ABSTRACT: Apicomplexan parasites use actin-based motility coupled with regulated protein secretion from apical organelles to actively invade host cells. Crucial in this process are rhoptries, club-shaped secretory organelles that discharge their contents during parasite invasion into host cells. A proteomic analysis of the rhoptries in Toxoplasma gondii demonstrated that this organelle contains a number of novel rhoptry proteins (ROPs) including serine-threonine kinases and protein phosphatases. A subset of rhoptry proteins called RONs have been shown to target the moving junction, which plays a key role in invasion and parasitophorous vacuole formation. Other ROP proteins have various destinations in the host cell including the host cell nucleus and the parasitophorous vacuole, probably reflecting their distinct targets and roles. Forward genetic analysis recently revealed that secretory ROP kinases dramatically influence host gene expression and are the major parasite virulence factors. Thus, ROP proteins are functionally analogous (though not homologous) to effectors released by type III and IV secretion systems, which are factors that play an important role in bacterial virulence. Deciphering the role of ROP effectors may allow specific disruption of these factors, thus offering new options for preventing disease.Current Opinion in Microbiology 01/2008; 10(6):582-7. · 7.93 Impact Factor
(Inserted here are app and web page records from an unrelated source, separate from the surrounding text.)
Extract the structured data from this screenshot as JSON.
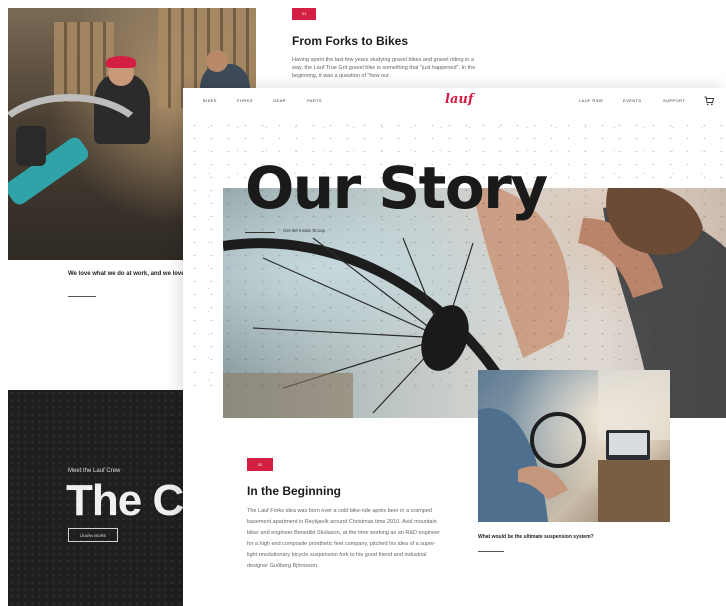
{
  "back_left": {
    "caption": "We love what we do at work, and we love it",
    "crew_kicker": "Meet the Lauf Crew",
    "crew_headline": "The C",
    "learn_more": "LEARN MORE"
  },
  "back_top": {
    "badge": "01",
    "title": "From Forks to Bikes",
    "text": "Having spent the last few years studying gravel bikes and gravel riding in a way, the Lauf True Grit gravel bike is something that \"just happened\". In the beginning, it was a question of \"how our"
  },
  "nav": {
    "left_items": [
      "BIKES",
      "FORKS",
      "GEAR",
      "PARTS"
    ],
    "logo": "lauf",
    "right_items": [
      "LAUF RIDE",
      "EVENTS",
      "SUPPORT"
    ]
  },
  "hero": {
    "title": "Our Story",
    "subtitle": "Get the Inside Scoop"
  },
  "section": {
    "badge": "02",
    "title": "In the Beginning",
    "text": "The Lauf Forks idea was born over a cold bike-ride après beer in a cramped basement apartment in Reykjavík around Christmas time 2010. Avid mountain biker and engineer Benedikt Skúlason, at the time working as an R&D engineer for a high end composite prosthetic feet company, pitched his idea of a super-light revolutionary bicycle suspension fork to his good friend and industrial designer Guðberg Björnsson.",
    "question": "What would be the ultimate suspension system?"
  },
  "colors": {
    "accent": "#d31f41",
    "dark_panel": "#1f1f1f",
    "text_dark": "#1c1c1c"
  },
  "icons": {
    "cart": "cart-icon"
  }
}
Article: Outbreak of toxoplasmosis associated with municipal drinking water. The BC Toxoplasma Investigation Team.[show abstract] [hide abstract]
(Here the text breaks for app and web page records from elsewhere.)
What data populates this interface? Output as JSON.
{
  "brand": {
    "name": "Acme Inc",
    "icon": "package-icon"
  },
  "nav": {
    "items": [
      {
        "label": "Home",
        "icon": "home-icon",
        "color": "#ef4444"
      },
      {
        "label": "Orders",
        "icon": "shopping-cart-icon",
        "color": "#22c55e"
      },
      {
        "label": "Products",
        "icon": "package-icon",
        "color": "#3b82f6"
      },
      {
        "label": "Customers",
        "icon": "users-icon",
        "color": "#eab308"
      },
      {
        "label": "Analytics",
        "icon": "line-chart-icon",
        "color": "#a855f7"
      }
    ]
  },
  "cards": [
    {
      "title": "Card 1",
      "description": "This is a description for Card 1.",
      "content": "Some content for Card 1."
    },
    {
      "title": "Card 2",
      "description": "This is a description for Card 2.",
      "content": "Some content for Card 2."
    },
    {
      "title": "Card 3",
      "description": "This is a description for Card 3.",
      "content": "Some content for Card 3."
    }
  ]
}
ABSTRACT: Outbreaks of toxoplasmosis are recognised infrequently. In March, 1995, a sudden increase of serologically diagnosed cases of acute toxoplasmosis was noted in the Greater Victoria area of British Columbia, Canada. Concurrently, but independently, seven cases of acute toxoplasma retinitis were diagnosed against a background of no cases in the previous 5 years. Cases were defined by serological testing, clinical presentation, and residence in Greater Victoria. A screening programme for women who were or had been pregnant was started. Geographical mapping of cases, and case-control studies of symptomatic cases and of women enrolled in the screening programme were done. 100 individuals aged 6 to 83 years met the definition for an acute, outbreak-related case. 94 resided in Greater Victoria and six had visited it; 19 had retinitis, 51 had lymphadenopathy, four others had symptoms consistent with toxoplasmosis, seven had other symptoms, 18 were symptom-free, and one would not provide information. 36 (0.9%) of 3812 screened pregnant and postnatal women were cases. Excess cases were not detected outside Greater Victoria and no conventional source of toxoplasmosis was implicated. Mapping studies of cases and of the screened women, and both case-control studies showed significant associations between acute infection and residence in the distribution system of one reservoir supplying water to Greater Victoria (ORs or RRs: 3.53, 3.05, 8.27, and 5.42, respectively). The epidemic curve appeared bimodal, with peaks in December, 1994, and March, 1995, that were preceded by increased rainfall and turbidity in the implicated reservoir. A municipal water system that uses unfiltered, chloraminated surface water was the likely source of this large community-wide outbreak of toxoplasmosis.The Lancet 08/1997; 350(9072):173-7. · 38.28 Impact Factor